Available data Block Start

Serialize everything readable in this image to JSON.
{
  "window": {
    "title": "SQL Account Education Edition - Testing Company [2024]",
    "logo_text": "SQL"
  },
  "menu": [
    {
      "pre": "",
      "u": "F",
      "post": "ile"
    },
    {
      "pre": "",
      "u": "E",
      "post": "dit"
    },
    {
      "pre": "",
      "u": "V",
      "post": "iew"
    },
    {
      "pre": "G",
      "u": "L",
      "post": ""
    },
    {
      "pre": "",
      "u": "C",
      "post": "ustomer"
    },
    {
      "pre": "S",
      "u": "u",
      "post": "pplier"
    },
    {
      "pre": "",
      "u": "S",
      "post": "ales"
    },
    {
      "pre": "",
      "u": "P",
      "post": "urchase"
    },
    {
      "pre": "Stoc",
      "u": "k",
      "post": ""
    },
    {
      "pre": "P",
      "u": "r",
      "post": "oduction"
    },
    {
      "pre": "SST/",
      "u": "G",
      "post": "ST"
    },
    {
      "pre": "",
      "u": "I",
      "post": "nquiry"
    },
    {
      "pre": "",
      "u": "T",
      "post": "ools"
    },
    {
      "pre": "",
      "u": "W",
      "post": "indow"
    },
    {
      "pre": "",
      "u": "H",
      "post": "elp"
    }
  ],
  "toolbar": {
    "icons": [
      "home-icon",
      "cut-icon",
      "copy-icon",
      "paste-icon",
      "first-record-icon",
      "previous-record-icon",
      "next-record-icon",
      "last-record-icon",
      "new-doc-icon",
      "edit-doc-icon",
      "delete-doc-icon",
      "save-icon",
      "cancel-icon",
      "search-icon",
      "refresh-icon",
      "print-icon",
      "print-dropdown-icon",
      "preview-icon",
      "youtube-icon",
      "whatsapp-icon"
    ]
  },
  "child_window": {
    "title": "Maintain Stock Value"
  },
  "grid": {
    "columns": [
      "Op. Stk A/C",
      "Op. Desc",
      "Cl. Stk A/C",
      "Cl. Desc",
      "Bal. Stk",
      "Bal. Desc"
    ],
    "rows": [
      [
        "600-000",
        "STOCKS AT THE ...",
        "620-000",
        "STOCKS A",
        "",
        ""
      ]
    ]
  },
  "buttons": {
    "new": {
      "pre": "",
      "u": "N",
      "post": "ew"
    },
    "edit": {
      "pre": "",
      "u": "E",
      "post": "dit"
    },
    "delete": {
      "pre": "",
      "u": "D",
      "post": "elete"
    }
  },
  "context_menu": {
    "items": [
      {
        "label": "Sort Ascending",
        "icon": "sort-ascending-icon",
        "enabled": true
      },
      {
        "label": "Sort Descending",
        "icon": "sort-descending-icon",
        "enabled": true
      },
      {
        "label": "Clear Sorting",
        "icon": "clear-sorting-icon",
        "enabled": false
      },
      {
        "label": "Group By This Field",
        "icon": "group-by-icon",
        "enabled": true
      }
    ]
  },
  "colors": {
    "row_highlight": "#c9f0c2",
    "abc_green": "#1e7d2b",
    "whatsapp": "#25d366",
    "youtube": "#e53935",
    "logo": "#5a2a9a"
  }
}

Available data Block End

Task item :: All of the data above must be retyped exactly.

Answer to this task ::
Serialize everything readable in this image to JSON.
{
  "window": {
    "title": "SQL Account Education Edition - Testing Company [2024]",
    "logo_text": "SQL"
  },
  "menu": [
    {
      "pre": "",
      "u": "F",
      "post": "ile"
    },
    {
      "pre": "",
      "u": "E",
      "post": "dit"
    },
    {
      "pre": "",
      "u": "V",
      "post": "iew"
    },
    {
      "pre": "G",
      "u": "L",
      "post": ""
    },
    {
      "pre": "",
      "u": "C",
      "post": "ustomer"
    },
    {
      "pre": "S",
      "u": "u",
      "post": "pplier"
    },
    {
      "pre": "",
      "u": "S",
      "post": "ales"
    },
    {
      "pre": "",
      "u": "P",
      "post": "urchase"
    },
    {
      "pre": "Stoc",
      "u": "k",
      "post": ""
    },
    {
      "pre": "P",
      "u": "r",
      "post": "oduction"
    },
    {
      "pre": "SST/",
      "u": "G",
      "post": "ST"
    },
    {
      "pre": "",
      "u": "I",
      "post": "nquiry"
    },
    {
      "pre": "",
      "u": "T",
      "post": "ools"
    },
    {
      "pre": "",
      "u": "W",
      "post": "indow"
    },
    {
      "pre": "",
      "u": "H",
      "post": "elp"
    }
  ],
  "toolbar": {
    "icons": [
      "home-icon",
      "cut-icon",
      "copy-icon",
      "paste-icon",
      "first-record-icon",
      "previous-record-icon",
      "next-record-icon",
      "last-record-icon",
      "new-doc-icon",
      "edit-doc-icon",
      "delete-doc-icon",
      "save-icon",
      "cancel-icon",
      "search-icon",
      "refresh-icon",
      "print-icon",
      "print-dropdown-icon",
      "preview-icon",
      "youtube-icon",
      "whatsapp-icon"
    ]
  },
  "child_window": {
    "title": "Maintain Stock Value"
  },
  "grid": {
    "columns": [
      "Op. Stk A/C",
      "Op. Desc",
      "Cl. Stk A/C",
      "Cl. Desc",
      "Bal. Stk",
      "Bal. Desc"
    ],
    "rows": [
      [
        "600-000",
        "STOCKS AT THE ...",
        "620-000",
        "STOCKS A",
        "",
        ""
      ]
    ]
  },
  "buttons": {
    "new": {
      "pre": "",
      "u": "N",
      "post": "ew"
    },
    "edit": {
      "pre": "",
      "u": "E",
      "post": "dit"
    },
    "delete": {
      "pre": "",
      "u": "D",
      "post": "elete"
    }
  },
  "context_menu": {
    "items": [
      {
        "label": "Sort Ascending",
        "icon": "sort-ascending-icon",
        "enabled": true
      },
      {
        "label": "Sort Descending",
        "icon": "sort-descending-icon",
        "enabled": true
      },
      {
        "label": "Clear Sorting",
        "icon": "clear-sorting-icon",
        "enabled": false
      },
      {
        "label": "Group By This Field",
        "icon": "group-by-icon",
        "enabled": true
      }
    ]
  },
  "colors": {
    "row_highlight": "#c9f0c2",
    "abc_green": "#1e7d2b",
    "whatsapp": "#25d366",
    "youtube": "#e53935",
    "logo": "#5a2a9a"
  }
}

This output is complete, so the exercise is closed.